Read Mamma Mia originally published by TODAY SHOW Parenting Team here
Tonight’s the Night by Odeta Xheka
Yet, if you feel you are failing miserably at having it all figured out, don’t. Listen to yourself. Don’t be afraid to feel your feelings. After all, there is no manual on how to live, and growing up surely does not abide by age limits.
- The world moves so fast, don’t let your mind get caught up in its endless race - pace yourself to your own rhythm.
- Don’t equate your purpose with goal-based achievements.
- Embrace your enthusiasm passionately and without shame.
- Cancel the idea that it’s cool to be “detached” and uncaring.
- It’s OK not being OK (not everything heals).
- Give yourself room to breathe.
Read Tonight’s the Night originally published by TODAY SHOW Parenting Team here
The Least Identifiable Bully: Mom and Dad by Odeta Xheka
Despite the abundance of interest on the topic, there is still yet another dimension of bullying that has escaped scrutiny almost entirely: accidental bullying. This occurs when a well-intentioned parent tries to positively impact his or her offspring by utilizing an ineffective technique.
In a nutshell, the accidental bully is someone who is regularly overbearing. It may seem strange to think that parents can be bullies, but they can. Of course, every parent has made a misstep. Tired and overextended, we are, after all, only human. However, parents who are overbearing, constantly belittling their children, or seeking to be controlling may actually be crossing a line into bullying parent behavior. What’s worse, bully parents raise children who bully. In order to end this vicious circle, parents need to reflect on how to handle children’s unwanted actions and discuss solutions rather than dictate behavior. After all, a respected child is the best warranty for a better future.
Read The Least Identifiable Bully: Mom and Dad originally published by TODAY SHOW Parenting Team here
IndieReader Interview-ing debuting picture book author Odeta Xheka
All art rests in the gap between that which is aesthetically pleasing and that which truly captivates you. Generally speaking, art is an instrument to encourage the process of thinking in an innovative way.
Read Interviewing Author Odeta Xheka originally published by INDIEREADER here

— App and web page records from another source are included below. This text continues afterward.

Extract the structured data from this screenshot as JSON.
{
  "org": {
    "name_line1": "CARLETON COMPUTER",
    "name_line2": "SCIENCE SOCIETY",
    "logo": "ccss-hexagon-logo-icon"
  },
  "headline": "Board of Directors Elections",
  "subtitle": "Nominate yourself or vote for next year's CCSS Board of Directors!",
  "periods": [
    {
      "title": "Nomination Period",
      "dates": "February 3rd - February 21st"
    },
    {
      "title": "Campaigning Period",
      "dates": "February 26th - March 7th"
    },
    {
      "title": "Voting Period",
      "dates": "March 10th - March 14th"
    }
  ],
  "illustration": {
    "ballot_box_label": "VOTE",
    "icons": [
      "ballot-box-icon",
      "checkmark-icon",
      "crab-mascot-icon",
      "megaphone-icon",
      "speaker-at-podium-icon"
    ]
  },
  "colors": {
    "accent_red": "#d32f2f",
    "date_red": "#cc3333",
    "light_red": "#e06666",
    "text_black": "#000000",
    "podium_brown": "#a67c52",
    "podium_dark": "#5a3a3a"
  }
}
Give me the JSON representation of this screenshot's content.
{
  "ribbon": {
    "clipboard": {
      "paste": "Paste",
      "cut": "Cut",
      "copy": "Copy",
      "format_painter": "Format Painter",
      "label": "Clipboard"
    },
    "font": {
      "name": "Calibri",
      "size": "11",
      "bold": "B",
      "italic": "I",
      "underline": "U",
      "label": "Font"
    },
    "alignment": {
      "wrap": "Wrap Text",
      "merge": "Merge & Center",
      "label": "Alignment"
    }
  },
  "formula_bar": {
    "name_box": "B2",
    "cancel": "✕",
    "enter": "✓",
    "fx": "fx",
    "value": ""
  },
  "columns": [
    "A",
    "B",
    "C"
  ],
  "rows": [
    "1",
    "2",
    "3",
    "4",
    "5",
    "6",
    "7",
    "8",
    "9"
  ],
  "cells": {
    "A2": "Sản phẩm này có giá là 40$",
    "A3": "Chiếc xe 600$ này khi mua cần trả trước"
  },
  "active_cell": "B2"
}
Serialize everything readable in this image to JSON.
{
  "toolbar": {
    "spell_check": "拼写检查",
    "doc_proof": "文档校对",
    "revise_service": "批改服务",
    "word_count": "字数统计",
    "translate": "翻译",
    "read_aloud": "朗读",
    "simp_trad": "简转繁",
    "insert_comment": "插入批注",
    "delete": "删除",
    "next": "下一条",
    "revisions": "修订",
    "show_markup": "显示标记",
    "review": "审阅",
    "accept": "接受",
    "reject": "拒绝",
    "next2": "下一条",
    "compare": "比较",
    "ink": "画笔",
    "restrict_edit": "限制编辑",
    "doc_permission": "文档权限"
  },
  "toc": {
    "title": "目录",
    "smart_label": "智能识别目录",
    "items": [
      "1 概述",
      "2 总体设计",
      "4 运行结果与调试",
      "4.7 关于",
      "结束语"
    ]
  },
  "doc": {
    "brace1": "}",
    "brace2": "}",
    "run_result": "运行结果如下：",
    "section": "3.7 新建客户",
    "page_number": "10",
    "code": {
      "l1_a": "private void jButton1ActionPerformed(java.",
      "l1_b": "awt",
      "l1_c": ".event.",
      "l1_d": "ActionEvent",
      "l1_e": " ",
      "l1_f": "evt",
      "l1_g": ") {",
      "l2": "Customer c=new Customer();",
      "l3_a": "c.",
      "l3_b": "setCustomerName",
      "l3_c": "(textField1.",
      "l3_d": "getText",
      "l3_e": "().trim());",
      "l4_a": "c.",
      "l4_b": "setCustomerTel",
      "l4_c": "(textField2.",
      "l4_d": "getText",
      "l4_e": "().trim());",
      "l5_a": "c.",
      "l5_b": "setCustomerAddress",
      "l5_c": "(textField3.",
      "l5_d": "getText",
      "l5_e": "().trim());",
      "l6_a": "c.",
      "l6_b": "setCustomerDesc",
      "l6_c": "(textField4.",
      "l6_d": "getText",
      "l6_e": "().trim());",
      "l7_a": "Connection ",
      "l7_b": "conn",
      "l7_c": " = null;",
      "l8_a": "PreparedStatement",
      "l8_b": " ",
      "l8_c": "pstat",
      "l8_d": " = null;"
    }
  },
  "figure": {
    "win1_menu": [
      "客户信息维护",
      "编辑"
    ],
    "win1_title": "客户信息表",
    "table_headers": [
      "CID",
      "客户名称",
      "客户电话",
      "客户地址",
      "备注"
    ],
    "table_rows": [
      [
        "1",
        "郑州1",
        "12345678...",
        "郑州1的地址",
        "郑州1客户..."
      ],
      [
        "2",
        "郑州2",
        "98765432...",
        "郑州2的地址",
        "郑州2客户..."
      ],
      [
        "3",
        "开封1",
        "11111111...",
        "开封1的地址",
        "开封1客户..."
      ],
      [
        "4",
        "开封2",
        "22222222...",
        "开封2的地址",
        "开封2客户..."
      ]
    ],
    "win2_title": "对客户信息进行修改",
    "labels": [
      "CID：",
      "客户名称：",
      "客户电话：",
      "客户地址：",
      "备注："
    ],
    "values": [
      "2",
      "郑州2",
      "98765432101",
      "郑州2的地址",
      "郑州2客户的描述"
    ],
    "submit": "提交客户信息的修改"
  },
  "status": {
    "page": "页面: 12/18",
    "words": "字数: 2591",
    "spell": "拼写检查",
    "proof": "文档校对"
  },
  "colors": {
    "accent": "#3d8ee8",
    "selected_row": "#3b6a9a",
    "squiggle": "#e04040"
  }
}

The Children's Book Review Interview-ing debuting picture book author Odeta Xheka
How did you approach the creative process for creating this book? And how long did it take you to complete the project from conception to published book?
Although Here Comes Ingo is technically a wordless picture book for children, it can easily qualify as an art book in its aim to familiarize children with figurative collage, an ancient art technique.
Read Interviewing Author Odeta Xheka originally published by THE CHILDRENS BOOK REVIEW here
Encouraging a Growth Mindset Through Picture Books by Odeta Xheka
Picture book art illustrations (increasingly popular even among older and/or sophisticated readers) are ideally suited to foster a growth mindset by presenting children with rewarding opportunities for interpretive discussions. In other words, by allowing children to take ownership of the story, wordless picture books give readers the unique opportunity of transforming into storytellers in their own right instead of simply probing the book pages for clues on the author’s intentions.
Picture books can be used in myriad ways to further hone children’s ability to navigate through their life in a spirit of constant learning. Open-ended picture books, especially, do a great job of acknowledging that children thrive when they create, experiment, and discover things they enjoy.
Read Encouraging a Growth Mindset Through Picture Booksoriginally published by KIDS’ BOOK REVIEW here